TASK DESCRIPTION:
Wherever the word "source" appears in the entries, copy the whole line.

Web page and app entries:
/---

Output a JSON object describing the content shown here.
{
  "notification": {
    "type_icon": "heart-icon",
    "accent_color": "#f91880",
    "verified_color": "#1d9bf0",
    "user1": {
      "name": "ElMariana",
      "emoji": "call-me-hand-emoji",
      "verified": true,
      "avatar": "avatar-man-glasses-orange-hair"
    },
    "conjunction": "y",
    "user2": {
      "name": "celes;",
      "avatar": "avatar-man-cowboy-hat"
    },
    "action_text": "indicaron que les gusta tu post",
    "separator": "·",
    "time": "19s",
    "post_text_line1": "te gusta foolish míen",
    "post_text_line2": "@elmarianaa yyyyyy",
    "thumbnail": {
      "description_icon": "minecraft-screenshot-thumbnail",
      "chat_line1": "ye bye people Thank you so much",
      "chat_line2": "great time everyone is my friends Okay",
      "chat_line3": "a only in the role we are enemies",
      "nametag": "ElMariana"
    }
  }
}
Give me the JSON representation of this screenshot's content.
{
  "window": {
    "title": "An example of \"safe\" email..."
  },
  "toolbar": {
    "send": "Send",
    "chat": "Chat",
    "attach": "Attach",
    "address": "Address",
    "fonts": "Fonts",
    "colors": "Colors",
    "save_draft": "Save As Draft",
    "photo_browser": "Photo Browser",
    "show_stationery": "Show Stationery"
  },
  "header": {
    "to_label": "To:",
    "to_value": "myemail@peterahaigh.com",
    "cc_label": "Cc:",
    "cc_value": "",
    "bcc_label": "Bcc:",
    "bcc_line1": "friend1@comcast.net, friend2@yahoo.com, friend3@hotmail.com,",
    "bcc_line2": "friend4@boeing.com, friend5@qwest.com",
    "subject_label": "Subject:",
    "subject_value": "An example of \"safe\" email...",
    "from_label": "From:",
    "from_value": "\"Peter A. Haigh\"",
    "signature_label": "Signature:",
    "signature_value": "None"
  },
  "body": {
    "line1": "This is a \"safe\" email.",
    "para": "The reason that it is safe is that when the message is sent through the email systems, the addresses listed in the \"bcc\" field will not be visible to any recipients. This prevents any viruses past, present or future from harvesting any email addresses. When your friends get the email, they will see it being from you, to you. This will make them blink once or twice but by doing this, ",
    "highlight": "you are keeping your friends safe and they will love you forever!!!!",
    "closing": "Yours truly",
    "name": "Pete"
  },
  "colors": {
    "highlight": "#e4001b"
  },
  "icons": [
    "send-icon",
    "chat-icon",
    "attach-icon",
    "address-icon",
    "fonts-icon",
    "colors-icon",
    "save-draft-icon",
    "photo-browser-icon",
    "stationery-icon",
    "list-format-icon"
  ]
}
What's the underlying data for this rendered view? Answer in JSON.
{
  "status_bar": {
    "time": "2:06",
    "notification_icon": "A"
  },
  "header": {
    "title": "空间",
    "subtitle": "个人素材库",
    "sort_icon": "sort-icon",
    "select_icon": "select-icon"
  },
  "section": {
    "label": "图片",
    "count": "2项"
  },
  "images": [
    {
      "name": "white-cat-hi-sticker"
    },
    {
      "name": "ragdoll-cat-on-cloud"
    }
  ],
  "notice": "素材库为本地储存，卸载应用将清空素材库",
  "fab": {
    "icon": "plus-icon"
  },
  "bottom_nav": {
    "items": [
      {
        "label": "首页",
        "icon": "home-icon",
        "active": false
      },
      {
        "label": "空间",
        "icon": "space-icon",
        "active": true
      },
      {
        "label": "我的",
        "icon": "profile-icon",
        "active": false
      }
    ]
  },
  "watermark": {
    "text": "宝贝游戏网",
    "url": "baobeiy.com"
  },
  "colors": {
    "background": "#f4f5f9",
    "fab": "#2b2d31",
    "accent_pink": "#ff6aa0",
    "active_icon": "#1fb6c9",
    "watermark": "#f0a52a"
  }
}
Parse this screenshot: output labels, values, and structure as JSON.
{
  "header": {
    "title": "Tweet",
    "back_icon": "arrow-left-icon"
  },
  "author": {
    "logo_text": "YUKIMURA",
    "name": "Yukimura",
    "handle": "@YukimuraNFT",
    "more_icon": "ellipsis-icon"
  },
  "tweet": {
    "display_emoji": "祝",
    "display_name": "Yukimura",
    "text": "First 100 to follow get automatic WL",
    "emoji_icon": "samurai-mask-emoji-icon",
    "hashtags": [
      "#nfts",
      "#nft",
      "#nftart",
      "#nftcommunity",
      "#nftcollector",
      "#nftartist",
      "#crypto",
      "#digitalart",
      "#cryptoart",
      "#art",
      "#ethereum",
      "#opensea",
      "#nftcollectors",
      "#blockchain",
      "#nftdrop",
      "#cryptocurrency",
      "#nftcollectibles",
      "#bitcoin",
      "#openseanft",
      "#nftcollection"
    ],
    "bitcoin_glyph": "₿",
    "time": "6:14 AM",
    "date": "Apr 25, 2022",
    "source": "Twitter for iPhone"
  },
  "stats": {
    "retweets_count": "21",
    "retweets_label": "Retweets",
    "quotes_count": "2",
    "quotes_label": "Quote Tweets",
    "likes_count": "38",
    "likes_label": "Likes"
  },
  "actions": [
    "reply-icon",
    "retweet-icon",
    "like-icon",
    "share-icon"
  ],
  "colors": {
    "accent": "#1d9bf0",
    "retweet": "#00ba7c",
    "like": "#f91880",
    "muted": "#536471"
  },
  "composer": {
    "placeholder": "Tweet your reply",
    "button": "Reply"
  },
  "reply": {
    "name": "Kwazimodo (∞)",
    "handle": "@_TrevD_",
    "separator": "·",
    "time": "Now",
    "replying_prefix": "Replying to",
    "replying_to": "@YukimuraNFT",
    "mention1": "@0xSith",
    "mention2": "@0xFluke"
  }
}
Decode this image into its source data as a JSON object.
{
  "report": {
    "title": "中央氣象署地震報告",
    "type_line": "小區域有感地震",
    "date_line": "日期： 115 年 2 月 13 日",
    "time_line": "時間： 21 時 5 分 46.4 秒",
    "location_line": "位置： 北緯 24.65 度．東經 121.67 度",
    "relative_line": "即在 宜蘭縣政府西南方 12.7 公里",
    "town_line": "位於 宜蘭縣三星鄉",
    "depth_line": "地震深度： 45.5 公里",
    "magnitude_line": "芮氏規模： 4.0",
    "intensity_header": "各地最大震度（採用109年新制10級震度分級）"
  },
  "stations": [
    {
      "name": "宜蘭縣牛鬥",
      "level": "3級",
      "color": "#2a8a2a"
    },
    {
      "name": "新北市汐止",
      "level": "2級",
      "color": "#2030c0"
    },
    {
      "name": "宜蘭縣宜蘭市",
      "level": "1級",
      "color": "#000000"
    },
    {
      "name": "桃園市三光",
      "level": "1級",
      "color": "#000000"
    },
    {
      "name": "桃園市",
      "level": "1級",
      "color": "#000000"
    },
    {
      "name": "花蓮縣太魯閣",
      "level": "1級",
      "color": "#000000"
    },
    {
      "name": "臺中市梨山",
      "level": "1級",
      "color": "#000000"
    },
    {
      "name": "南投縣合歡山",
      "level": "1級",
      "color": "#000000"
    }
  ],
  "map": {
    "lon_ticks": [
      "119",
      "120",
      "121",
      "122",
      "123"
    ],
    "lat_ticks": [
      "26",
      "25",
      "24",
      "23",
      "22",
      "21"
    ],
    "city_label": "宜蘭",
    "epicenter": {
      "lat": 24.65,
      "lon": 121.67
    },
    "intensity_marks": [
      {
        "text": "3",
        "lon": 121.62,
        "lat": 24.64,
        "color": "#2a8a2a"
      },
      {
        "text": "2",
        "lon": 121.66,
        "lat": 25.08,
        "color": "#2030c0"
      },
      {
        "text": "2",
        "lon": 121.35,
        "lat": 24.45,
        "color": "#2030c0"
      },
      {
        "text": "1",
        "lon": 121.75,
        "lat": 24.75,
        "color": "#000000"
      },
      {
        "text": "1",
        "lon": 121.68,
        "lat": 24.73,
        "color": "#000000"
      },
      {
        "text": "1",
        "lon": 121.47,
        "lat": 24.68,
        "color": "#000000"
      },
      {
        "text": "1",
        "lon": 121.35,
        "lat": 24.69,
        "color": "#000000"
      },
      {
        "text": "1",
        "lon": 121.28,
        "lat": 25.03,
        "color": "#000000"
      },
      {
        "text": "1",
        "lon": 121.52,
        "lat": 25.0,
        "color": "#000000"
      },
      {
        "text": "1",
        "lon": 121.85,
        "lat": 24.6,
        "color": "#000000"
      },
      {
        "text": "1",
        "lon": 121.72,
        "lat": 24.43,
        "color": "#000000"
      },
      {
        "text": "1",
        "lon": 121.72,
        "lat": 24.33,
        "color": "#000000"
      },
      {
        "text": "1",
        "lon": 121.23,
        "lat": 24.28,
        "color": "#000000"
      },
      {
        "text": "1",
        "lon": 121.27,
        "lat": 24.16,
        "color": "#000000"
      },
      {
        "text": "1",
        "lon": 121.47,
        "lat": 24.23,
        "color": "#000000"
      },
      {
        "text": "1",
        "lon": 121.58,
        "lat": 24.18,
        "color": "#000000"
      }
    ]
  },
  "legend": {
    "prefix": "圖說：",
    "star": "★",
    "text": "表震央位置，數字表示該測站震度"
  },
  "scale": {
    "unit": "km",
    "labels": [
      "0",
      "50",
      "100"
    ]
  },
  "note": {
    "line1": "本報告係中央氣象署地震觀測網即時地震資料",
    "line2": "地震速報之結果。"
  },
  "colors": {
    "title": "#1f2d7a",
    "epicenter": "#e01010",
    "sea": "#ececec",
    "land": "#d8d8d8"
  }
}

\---

TASK RESULT:
    "source": "Twitter for iPhone"
Decode this image into its source data as a JSON object.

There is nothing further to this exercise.